-- Source data --
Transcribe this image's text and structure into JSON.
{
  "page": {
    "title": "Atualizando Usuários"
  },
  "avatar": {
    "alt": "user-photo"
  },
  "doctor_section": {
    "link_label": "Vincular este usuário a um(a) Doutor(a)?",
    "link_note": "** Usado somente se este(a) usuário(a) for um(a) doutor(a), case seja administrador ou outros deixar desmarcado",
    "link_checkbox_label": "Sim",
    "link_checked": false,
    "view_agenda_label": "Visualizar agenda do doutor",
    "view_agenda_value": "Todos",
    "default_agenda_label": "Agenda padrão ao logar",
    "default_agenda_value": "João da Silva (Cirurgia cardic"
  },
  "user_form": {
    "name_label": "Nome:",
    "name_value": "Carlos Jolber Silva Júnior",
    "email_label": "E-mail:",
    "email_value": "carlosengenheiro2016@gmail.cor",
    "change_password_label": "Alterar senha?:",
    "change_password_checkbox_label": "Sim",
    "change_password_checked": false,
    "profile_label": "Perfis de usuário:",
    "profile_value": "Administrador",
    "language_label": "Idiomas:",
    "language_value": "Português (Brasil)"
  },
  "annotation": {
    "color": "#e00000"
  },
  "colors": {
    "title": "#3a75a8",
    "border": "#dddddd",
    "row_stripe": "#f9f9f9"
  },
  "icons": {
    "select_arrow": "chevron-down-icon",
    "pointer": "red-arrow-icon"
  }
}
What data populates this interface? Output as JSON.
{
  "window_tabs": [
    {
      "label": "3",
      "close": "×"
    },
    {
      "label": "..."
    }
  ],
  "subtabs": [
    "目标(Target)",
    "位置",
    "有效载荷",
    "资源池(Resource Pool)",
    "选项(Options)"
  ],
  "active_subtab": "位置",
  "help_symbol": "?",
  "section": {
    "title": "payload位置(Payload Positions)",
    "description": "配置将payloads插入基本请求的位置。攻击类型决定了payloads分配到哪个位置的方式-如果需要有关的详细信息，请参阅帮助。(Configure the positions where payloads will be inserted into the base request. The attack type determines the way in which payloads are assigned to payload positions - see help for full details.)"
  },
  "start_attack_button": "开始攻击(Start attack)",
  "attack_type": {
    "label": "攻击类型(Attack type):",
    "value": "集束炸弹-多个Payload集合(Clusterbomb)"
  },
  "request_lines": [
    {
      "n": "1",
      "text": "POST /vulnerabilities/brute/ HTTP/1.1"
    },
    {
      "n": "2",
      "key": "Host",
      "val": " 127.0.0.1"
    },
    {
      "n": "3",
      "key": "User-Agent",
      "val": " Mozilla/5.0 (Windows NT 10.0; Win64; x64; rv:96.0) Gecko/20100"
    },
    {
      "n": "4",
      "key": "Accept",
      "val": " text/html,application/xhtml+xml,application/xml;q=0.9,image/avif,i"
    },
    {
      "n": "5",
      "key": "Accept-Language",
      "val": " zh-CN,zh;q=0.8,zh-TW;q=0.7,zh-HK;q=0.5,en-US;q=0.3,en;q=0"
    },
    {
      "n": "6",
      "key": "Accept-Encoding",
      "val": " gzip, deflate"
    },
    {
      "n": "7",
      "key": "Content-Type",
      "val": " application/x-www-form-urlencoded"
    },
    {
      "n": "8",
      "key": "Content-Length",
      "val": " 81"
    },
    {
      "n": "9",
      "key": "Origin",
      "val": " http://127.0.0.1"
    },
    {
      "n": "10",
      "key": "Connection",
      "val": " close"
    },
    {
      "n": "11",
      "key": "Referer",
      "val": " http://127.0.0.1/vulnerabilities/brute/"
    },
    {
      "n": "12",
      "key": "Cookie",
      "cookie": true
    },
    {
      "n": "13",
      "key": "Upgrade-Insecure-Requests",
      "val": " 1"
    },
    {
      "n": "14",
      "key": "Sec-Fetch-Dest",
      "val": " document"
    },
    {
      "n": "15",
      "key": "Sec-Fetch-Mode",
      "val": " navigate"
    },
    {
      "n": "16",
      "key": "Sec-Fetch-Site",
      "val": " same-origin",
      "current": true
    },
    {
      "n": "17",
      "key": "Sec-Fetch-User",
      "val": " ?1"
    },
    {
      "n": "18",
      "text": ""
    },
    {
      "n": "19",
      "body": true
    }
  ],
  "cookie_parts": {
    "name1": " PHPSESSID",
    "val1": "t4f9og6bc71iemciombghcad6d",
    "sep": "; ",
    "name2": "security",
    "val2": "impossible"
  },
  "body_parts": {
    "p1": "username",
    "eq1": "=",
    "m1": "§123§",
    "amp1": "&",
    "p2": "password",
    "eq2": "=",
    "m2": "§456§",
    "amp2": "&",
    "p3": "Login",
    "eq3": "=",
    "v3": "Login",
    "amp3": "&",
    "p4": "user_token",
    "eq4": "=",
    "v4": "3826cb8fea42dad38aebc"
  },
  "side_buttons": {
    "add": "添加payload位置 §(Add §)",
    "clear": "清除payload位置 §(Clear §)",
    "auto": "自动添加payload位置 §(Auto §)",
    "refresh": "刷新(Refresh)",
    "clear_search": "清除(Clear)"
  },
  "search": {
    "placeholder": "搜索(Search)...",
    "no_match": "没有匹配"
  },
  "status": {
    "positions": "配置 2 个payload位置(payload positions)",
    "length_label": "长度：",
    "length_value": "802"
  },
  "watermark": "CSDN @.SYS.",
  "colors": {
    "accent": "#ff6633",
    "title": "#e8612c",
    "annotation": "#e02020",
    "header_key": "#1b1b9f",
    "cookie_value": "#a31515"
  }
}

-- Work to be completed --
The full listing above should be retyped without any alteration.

-- Response --
Transcribe this image's text and structure into JSON.
{
  "page": {
    "title": "Atualizando Usuários"
  },
  "avatar": {
    "alt": "user-photo"
  },
  "doctor_section": {
    "link_label": "Vincular este usuário a um(a) Doutor(a)?",
    "link_note": "** Usado somente se este(a) usuário(a) for um(a) doutor(a), case seja administrador ou outros deixar desmarcado",
    "link_checkbox_label": "Sim",
    "link_checked": false,
    "view_agenda_label": "Visualizar agenda do doutor",
    "view_agenda_value": "Todos",
    "default_agenda_label": "Agenda padrão ao logar",
    "default_agenda_value": "João da Silva (Cirurgia cardic"
  },
  "user_form": {
    "name_label": "Nome:",
    "name_value": "Carlos Jolber Silva Júnior",
    "email_label": "E-mail:",
    "email_value": "carlosengenheiro2016@gmail.cor",
    "change_password_label": "Alterar senha?:",
    "change_password_checkbox_label": "Sim",
    "change_password_checked": false,
    "profile_label": "Perfis de usuário:",
    "profile_value": "Administrador",
    "language_label": "Idiomas:",
    "language_value": "Português (Brasil)"
  },
  "annotation": {
    "color": "#e00000"
  },
  "colors": {
    "title": "#3a75a8",
    "border": "#dddddd",
    "row_stripe": "#f9f9f9"
  },
  "icons": {
    "select_arrow": "chevron-down-icon",
    "pointer": "red-arrow-icon"
  }
}
What data populates this interface? Output as JSON.
{
  "window_tabs": [
    {
      "label": "3",
      "close": "×"
    },
    {
      "label": "..."
    }
  ],
  "subtabs": [
    "目标(Target)",
    "位置",
    "有效载荷",
    "资源池(Resource Pool)",
    "选项(Options)"
  ],
  "active_subtab": "位置",
  "help_symbol": "?",
  "section": {
    "title": "payload位置(Payload Positions)",
    "description": "配置将payloads插入基本请求的位置。攻击类型决定了payloads分配到哪个位置的方式-如果需要有关的详细信息，请参阅帮助。(Configure the positions where payloads will be inserted into the base request. The attack type determines the way in which payloads are assigned to payload positions - see help for full details.)"
  },
  "start_attack_button": "开始攻击(Start attack)",
  "attack_type": {
    "label": "攻击类型(Attack type):",
    "value": "集束炸弹-多个Payload集合(Clusterbomb)"
  },
  "request_lines": [
    {
      "n": "1",
      "text": "POST /vulnerabilities/brute/ HTTP/1.1"
    },
    {
      "n": "2",
      "key": "Host",
      "val": " 127.0.0.1"
    },
    {
      "n": "3",
      "key": "User-Agent",
      "val": " Mozilla/5.0 (Windows NT 10.0; Win64; x64; rv:96.0) Gecko/20100"
    },
    {
      "n": "4",
      "key": "Accept",
      "val": " text/html,application/xhtml+xml,application/xml;q=0.9,image/avif,i"
    },
    {
      "n": "5",
      "key": "Accept-Language",
      "val": " zh-CN,zh;q=0.8,zh-TW;q=0.7,zh-HK;q=0.5,en-US;q=0.3,en;q=0"
    },
    {
      "n": "6",
      "key": "Accept-Encoding",
      "val": " gzip, deflate"
    },
    {
      "n": "7",
      "key": "Content-Type",
      "val": " application/x-www-form-urlencoded"
    },
    {
      "n": "8",
      "key": "Content-Length",
      "val": " 81"
    },
    {
      "n": "9",
      "key": "Origin",
      "val": " http://127.0.0.1"
    },
    {
      "n": "10",
      "key": "Connection",
      "val": " close"
    },
    {
      "n": "11",
      "key": "Referer",
      "val": " http://127.0.0.1/vulnerabilities/brute/"
    },
    {
      "n": "12",
      "key": "Cookie",
      "cookie": true
    },
    {
      "n": "13",
      "key": "Upgrade-Insecure-Requests",
      "val": " 1"
    },
    {
      "n": "14",
      "key": "Sec-Fetch-Dest",
      "val": " document"
    },
    {
      "n": "15",
      "key": "Sec-Fetch-Mode",
      "val": " navigate"
    },
    {
      "n": "16",
      "key": "Sec-Fetch-Site",
      "val": " same-origin",
      "current": true
    },
    {
      "n": "17",
      "key": "Sec-Fetch-User",
      "val": " ?1"
    },
    {
      "n": "18",
      "text": ""
    },
    {
      "n": "19",
      "body": true
    }
  ],
  "cookie_parts": {
    "name1": " PHPSESSID",
    "val1": "t4f9og6bc71iemciombghcad6d",
    "sep": "; ",
    "name2": "security",
    "val2": "impossible"
  },
  "body_parts": {
    "p1": "username",
    "eq1": "=",
    "m1": "§123§",
    "amp1": "&",
    "p2": "password",
    "eq2": "=",
    "m2": "§456§",
    "amp2": "&",
    "p3": "Login",
    "eq3": "=",
    "v3": "Login",
    "amp3": "&",
    "p4": "user_token",
    "eq4": "=",
    "v4": "3826cb8fea42dad38aebc"
  },
  "side_buttons": {
    "add": "添加payload位置 §(Add §)",
    "clear": "清除payload位置 §(Clear §)",
    "auto": "自动添加payload位置 §(Auto §)",
    "refresh": "刷新(Refresh)",
    "clear_search": "清除(Clear)"
  },
  "search": {
    "placeholder": "搜索(Search)...",
    "no_match": "没有匹配"
  },
  "status": {
    "positions": "配置 2 个payload位置(payload positions)",
    "length_label": "长度：",
    "length_value": "802"
  },
  "watermark": "CSDN @.SYS.",
  "colors": {
    "accent": "#ff6633",
    "title": "#e8612c",
    "annotation": "#e02020",
    "header_key": "#1b1b9f",
    "cookie_value": "#a31515"
  }
}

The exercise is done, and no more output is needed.